Can you hear it, the mumbles of children everywhere at the just the mention of year around school, while the parents of these kids start to jump for joy. Would a year round school year help not only our nation but Oklahoma’s concerns about school performance? It is this simple question that starts the debate and battle of the school year. Should we or should we not have longer school days or just go for the gold to say and make school a year round institution. There are many who argue for year round school. They believe that more is always better. United States President Barack Obama is among them. “The challenges of the new century demands more time in the classroom.” he stated. I for one think that more hours would not only help American but Oklahoma schools as well.
We have all been there, coming in from a long summer break when out of the blue a teacher ask the dreaded question, do you remember how to work this problem? I can still see my blank stare at the chalk board wondering who is going to save me. Shorter summer breaks means students are less likely to incur learning loss, and it may decrease the number of students being sent to remedial classes or to tutoring for help. Oklahoma’s kids are falling below average in science and math. We say that some kids just don’t test well, but it is not the case. The long summer breaks mean less time in the class room to keep their heads in the game. Without a long summer break that leaves less young minds in summer school and more time in the classroom and where the action is.
School systems that are already year round have an advantage over the other states that are not. This would provide Oklahoma children with the ability to have a more global educational experience. Countries like Japan, China, and Korea already have this system in effect. Their children test higher, have a more developed level of learning, and they graduate College at a higher rate. The average test scores for U.S 4th grader in math was...
Cited: CNN. "Obama wants to overhaul education from 'cradle to career ' - CNN.com." CNN.com - Breaking News, U.S., World, Weather, Entertainment & Video News. Kristi Keck, 10 Mar. 2009. Web. 20 Nov. 2012. <http://www.cnn.com/2009/POLITICS/03/10/obama.education/>.
"Fast Facts." National Center for Education Statistics (NCES) Home Page, a part of the U.S. Department of Education. The National Center for Education Statistics, n.d. Web. 20 Nov. 2012. <http://nces.ed.gov/fastfacts/display.asp?id=1>.
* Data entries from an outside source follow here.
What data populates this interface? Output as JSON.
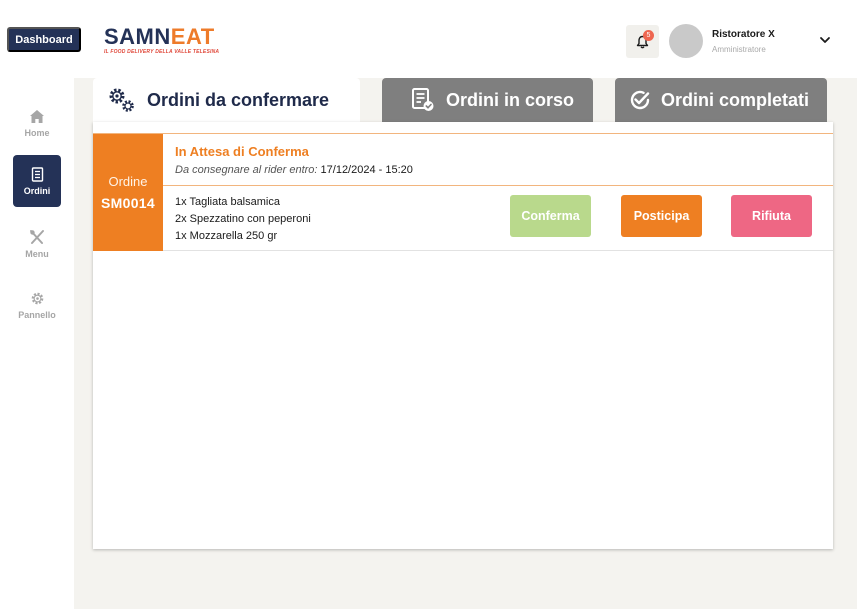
{
  "header": {
    "dashboard_label": "Dashboard",
    "logo_main_a": "SAMN",
    "logo_main_b": "EAT",
    "logo_tagline": "IL FOOD DELIVERY DELLA VALLE TELESINA",
    "notifications_count": "5",
    "user_name": "Ristoratore X",
    "user_role": "Amministratore"
  },
  "sidebar": {
    "items": [
      {
        "label": "Home",
        "icon": "home-icon",
        "active": false
      },
      {
        "label": "Ordini",
        "icon": "orders-list-icon",
        "active": true
      },
      {
        "label": "Menu",
        "icon": "cutlery-icon",
        "active": false
      },
      {
        "label": "Pannello",
        "icon": "gear-icon",
        "active": false
      }
    ]
  },
  "tabs": [
    {
      "label": "Ordini da confermare",
      "icon": "gears-icon",
      "active": true
    },
    {
      "label": "Ordini in corso",
      "icon": "receipt-check-icon",
      "active": false
    },
    {
      "label": "Ordini completati",
      "icon": "check-circle-icon",
      "active": false
    }
  ],
  "order": {
    "label": "Ordine",
    "code": "SM0014",
    "status": "In Attesa di Conferma",
    "deliver_label": "Da consegnare al rider entro:",
    "deliver_time": "17/12/2024 - 15:20",
    "items": [
      "1x Tagliata balsamica",
      "2x Spezzatino con peperoni",
      "1x Mozzarella 250 gr"
    ],
    "actions": {
      "confirm": "Conferma",
      "postpone": "Posticipa",
      "reject": "Rifiuta"
    }
  },
  "colors": {
    "navy": "#243257",
    "orange": "#ee7f22",
    "confirm_green": "#b9d98c",
    "reject_pink": "#ee6784",
    "tab_gray": "#7f7f7f"
  }
}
Oklahoma. Oklahoma City: Oklahoma State Dept. of Education, 198. Print.
Williams, Mary E.. Education: opposing viewpoints. San Diego, Calif.: Greenhaven Press, 2000. Print.
Please join StudyMode to read the full document